It was pure drama: The leaders of the United States, Britain, and France stepped onto the stage at the Pittsburgh Group of 20 meeting recently to unveil Western intelligence that showed that Iran had a second nuclear fuel enrichment facility under construction, which Iran had declared to the International Atomic Energy Agency the preceding Monday.
The Western leaders gathered in Pittsburgh implied that their revelation was just as devastating for Iran as a credible player.
US Secretary of Defense Robert Gates subsequently pronounced Iran to be “boxed in” and “in a very bad spot now.” But anyone who listened to President Mahmoud Ahmadinejad’s interview with Time magazine’s correspondent on the day of the presentation, and to subsequent Iranian statements, can gather that Iran, at least, does not see itself as boxed in.

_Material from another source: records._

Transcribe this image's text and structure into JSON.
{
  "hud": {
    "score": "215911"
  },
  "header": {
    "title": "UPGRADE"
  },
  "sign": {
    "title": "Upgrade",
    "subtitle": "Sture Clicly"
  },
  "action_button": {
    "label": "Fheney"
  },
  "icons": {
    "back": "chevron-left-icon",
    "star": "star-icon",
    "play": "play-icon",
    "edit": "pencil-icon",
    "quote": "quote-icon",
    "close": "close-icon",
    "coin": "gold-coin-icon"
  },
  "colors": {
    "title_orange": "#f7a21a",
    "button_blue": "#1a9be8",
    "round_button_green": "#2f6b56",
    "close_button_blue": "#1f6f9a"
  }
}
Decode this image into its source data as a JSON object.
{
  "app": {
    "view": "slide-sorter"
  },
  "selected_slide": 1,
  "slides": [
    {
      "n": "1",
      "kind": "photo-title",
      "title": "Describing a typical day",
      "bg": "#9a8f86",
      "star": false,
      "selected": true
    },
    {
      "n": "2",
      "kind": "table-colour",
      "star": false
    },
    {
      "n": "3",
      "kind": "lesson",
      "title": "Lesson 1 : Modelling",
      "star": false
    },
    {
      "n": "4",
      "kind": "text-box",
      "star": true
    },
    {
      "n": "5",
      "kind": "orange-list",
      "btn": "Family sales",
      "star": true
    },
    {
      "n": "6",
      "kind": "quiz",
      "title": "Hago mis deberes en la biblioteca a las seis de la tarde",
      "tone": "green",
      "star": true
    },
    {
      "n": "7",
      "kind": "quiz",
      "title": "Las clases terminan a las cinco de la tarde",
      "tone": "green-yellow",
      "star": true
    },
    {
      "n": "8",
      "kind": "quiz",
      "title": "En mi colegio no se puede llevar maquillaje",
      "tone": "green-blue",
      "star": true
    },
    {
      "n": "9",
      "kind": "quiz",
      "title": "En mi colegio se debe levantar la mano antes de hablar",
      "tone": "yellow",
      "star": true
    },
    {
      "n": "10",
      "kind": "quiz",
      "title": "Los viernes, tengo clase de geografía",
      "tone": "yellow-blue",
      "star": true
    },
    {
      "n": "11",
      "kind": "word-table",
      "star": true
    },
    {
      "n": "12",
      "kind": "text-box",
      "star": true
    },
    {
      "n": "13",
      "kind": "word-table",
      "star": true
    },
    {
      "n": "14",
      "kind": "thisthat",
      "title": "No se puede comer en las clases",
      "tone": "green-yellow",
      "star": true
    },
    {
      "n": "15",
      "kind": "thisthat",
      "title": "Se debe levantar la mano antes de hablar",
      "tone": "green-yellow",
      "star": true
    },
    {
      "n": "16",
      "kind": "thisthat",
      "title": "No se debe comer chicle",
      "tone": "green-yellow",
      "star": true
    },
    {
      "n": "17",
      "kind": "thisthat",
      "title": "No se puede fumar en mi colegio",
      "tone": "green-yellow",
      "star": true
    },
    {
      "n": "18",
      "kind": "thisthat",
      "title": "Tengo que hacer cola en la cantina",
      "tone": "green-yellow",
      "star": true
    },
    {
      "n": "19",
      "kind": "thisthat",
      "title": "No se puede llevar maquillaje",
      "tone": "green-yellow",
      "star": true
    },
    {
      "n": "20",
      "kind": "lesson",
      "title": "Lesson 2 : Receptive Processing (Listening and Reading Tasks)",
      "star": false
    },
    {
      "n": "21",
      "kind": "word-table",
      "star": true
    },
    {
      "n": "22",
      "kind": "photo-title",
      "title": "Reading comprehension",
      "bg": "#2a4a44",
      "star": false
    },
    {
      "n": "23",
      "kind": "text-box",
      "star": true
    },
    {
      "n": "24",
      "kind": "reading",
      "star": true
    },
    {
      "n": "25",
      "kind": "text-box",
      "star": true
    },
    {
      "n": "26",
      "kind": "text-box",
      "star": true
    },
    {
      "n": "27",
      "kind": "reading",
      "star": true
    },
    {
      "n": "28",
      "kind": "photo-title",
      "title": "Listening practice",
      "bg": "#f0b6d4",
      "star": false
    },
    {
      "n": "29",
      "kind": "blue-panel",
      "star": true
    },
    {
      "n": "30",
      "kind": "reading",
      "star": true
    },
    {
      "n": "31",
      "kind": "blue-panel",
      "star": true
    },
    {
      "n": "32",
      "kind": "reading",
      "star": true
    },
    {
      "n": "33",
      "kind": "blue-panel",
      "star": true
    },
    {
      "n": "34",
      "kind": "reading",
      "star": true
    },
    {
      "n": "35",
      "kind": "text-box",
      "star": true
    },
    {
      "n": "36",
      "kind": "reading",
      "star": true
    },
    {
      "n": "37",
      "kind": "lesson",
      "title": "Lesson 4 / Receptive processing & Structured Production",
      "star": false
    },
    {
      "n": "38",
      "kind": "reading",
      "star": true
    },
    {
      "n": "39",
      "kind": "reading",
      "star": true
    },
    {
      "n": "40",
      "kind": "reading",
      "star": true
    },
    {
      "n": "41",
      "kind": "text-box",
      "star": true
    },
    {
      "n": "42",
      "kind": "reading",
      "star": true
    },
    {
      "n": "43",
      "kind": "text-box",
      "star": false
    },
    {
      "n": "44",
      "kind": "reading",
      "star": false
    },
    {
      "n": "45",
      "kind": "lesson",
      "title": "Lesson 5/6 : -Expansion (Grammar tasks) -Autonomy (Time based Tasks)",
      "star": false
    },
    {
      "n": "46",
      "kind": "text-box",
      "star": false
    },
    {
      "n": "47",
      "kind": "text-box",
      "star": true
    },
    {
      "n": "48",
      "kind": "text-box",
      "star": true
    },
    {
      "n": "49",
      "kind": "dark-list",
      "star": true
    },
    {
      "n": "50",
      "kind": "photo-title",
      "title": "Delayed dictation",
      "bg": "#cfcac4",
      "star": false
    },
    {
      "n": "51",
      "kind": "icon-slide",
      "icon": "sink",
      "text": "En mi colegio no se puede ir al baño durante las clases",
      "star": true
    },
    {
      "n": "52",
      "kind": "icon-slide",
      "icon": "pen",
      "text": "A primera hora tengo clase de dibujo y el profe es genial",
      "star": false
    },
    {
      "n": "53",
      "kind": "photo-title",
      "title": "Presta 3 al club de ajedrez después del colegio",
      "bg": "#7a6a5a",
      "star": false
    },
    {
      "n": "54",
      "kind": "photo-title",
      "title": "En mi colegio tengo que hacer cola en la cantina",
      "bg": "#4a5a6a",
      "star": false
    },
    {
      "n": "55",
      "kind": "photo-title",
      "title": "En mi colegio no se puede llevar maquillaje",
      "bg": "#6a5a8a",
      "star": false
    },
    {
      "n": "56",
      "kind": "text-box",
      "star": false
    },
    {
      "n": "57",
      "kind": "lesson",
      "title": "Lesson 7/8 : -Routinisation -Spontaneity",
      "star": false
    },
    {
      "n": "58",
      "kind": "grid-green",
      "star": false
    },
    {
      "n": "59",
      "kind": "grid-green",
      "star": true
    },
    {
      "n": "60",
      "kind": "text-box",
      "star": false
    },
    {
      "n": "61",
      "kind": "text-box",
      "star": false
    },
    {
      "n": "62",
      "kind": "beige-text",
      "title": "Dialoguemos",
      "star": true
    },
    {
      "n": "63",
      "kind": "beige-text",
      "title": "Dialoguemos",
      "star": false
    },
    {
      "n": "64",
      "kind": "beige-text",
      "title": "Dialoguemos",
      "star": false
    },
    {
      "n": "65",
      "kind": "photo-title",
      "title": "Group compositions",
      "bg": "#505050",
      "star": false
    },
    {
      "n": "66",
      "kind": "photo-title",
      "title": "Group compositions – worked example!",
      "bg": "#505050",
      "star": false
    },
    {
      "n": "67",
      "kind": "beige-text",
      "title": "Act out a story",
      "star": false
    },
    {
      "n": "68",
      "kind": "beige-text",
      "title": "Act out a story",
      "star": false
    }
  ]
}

Far from it. Mr Ahmadinejad exuded confidence and non aggressively counseled President Obama not to go down this route.
It might seem counterintuitive to most Americans and Europeans, but Ahmadinejad’s advice might be worth pondering.
The Pittsburgh dramatics, in a sense, signal the culmination of three pivotal events that took place in the Middle East some 20 years ago. The first was the implosion of the Soviet Union in 1989, the second was the 1991 Gulf War, and the third was Yitzak Rabin’s victory in the 1992 Israeli elections. The consequences from these momentous events are coming to a head for the US only now. Mr Obama’s course of action may determine whether this region is about to enter a new phase of bitter conflict or enter a new era of strategic change.
The first two events hobbled Iran’s traditional foes on its frontiers. Neither the imploded USSR nor Sunni Iraq, at war with a Western coalition led by the US, was in a position any longer to contain an emergent Iran. As a consequence, Iran’s place as a preeminent – if not the pre-eminent power – in the Middle East was guaranteed.
The arrival of a Labor government in Israel was pivotal to Iran becoming “the nuclear threat.” In a dramatic change of policy in 2002, Israel abandoned the Ben Gurion doctrine of allying Israel with the regional periphery (Turkey, Ethiopia, and Iran), an Israeli policy that persisted beyond the Iranian Revolution, and began to engage with its Arab “vicinity.”
To manage such a radical shift of talking peace to the former Arab “enemy,” a U-turn that bitterly split the Israeli electorate and alienated Israel’s supporters in the US, the Labor government in Israel began, from 1993 on, to identify Iran to its supporters in the US as the new existential “threat” – in place of the former threat of the “never-changing Arab inability to reconcile” with Israel. Subsequently the West would absorb the Iranian threat as its own, for very different reasons.